# Exercise description
Please set down the whole listing again, precisely.

# Records for this task
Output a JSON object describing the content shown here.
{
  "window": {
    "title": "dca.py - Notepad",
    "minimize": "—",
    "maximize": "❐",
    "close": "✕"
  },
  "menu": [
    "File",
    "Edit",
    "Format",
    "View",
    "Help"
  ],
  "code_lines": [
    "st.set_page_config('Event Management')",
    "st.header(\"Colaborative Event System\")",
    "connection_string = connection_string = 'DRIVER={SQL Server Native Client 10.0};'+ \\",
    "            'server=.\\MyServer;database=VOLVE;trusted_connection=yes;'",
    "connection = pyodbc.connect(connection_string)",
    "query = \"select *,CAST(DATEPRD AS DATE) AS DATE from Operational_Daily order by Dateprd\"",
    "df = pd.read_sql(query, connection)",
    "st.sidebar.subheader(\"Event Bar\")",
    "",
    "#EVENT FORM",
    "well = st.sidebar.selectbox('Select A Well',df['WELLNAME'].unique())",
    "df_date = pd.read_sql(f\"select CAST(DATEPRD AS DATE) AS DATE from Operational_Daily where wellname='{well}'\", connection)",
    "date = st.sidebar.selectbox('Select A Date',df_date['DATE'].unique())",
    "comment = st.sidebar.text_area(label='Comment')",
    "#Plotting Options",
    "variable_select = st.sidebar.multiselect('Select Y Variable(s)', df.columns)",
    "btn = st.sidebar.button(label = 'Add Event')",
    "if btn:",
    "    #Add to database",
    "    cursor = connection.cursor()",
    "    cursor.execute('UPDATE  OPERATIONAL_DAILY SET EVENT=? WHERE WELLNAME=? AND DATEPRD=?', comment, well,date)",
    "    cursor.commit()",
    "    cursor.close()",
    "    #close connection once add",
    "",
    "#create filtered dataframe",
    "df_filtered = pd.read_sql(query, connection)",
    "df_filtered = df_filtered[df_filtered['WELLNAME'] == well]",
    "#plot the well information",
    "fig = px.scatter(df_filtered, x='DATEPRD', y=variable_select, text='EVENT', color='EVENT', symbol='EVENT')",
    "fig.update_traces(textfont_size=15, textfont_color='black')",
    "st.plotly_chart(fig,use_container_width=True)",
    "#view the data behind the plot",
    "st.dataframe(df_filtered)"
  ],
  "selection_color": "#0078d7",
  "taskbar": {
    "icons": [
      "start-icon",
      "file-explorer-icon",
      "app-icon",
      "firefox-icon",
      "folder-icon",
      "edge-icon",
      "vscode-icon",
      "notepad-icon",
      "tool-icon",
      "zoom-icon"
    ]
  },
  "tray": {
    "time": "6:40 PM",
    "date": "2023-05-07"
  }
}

# Task output
Output a JSON object describing the content shown here.
{
  "window": {
    "title": "dca.py - Notepad",
    "minimize": "—",
    "maximize": "❐",
    "close": "✕"
  },
  "menu": [
    "File",
    "Edit",
    "Format",
    "View",
    "Help"
  ],
  "code_lines": [
    "st.set_page_config('Event Management')",
    "st.header(\"Colaborative Event System\")",
    "connection_string = connection_string = 'DRIVER={SQL Server Native Client 10.0};'+ \\",
    "            'server=.\\MyServer;database=VOLVE;trusted_connection=yes;'",
    "connection = pyodbc.connect(connection_string)",
    "query = \"select *,CAST(DATEPRD AS DATE) AS DATE from Operational_Daily order by Dateprd\"",
    "df = pd.read_sql(query, connection)",
    "st.sidebar.subheader(\"Event Bar\")",
    "",
    "#EVENT FORM",
    "well = st.sidebar.selectbox('Select A Well',df['WELLNAME'].unique())",
    "df_date = pd.read_sql(f\"select CAST(DATEPRD AS DATE) AS DATE from Operational_Daily where wellname='{well}'\", connection)",
    "date = st.sidebar.selectbox('Select A Date',df_date['DATE'].unique())",
    "comment = st.sidebar.text_area(label='Comment')",
    "#Plotting Options",
    "variable_select = st.sidebar.multiselect('Select Y Variable(s)', df.columns)",
    "btn = st.sidebar.button(label = 'Add Event')",
    "if btn:",
    "    #Add to database",
    "    cursor = connection.cursor()",
    "    cursor.execute('UPDATE  OPERATIONAL_DAILY SET EVENT=? WHERE WELLNAME=? AND DATEPRD=?', comment, well,date)",
    "    cursor.commit()",
    "    cursor.close()",
    "    #close connection once add",
    "",
    "#create filtered dataframe",
    "df_filtered = pd.read_sql(query, connection)",
    "df_filtered = df_filtered[df_filtered['WELLNAME'] == well]",
    "#plot the well information",
    "fig = px.scatter(df_filtered, x='DATEPRD', y=variable_select, text='EVENT', color='EVENT', symbol='EVENT')",
    "fig.update_traces(textfont_size=15, textfont_color='black')",
    "st.plotly_chart(fig,use_container_width=True)",
    "#view the data behind the plot",
    "st.dataframe(df_filtered)"
  ],
  "selection_color": "#0078d7",
  "taskbar": {
    "icons": [
      "start-icon",
      "file-explorer-icon",
      "app-icon",
      "firefox-icon",
      "folder-icon",
      "edge-icon",
      "vscode-icon",
      "notepad-icon",
      "tool-icon",
      "zoom-icon"
    ]
  },
  "tray": {
    "time": "6:40 PM",
    "date": "2023-05-07"
  }
}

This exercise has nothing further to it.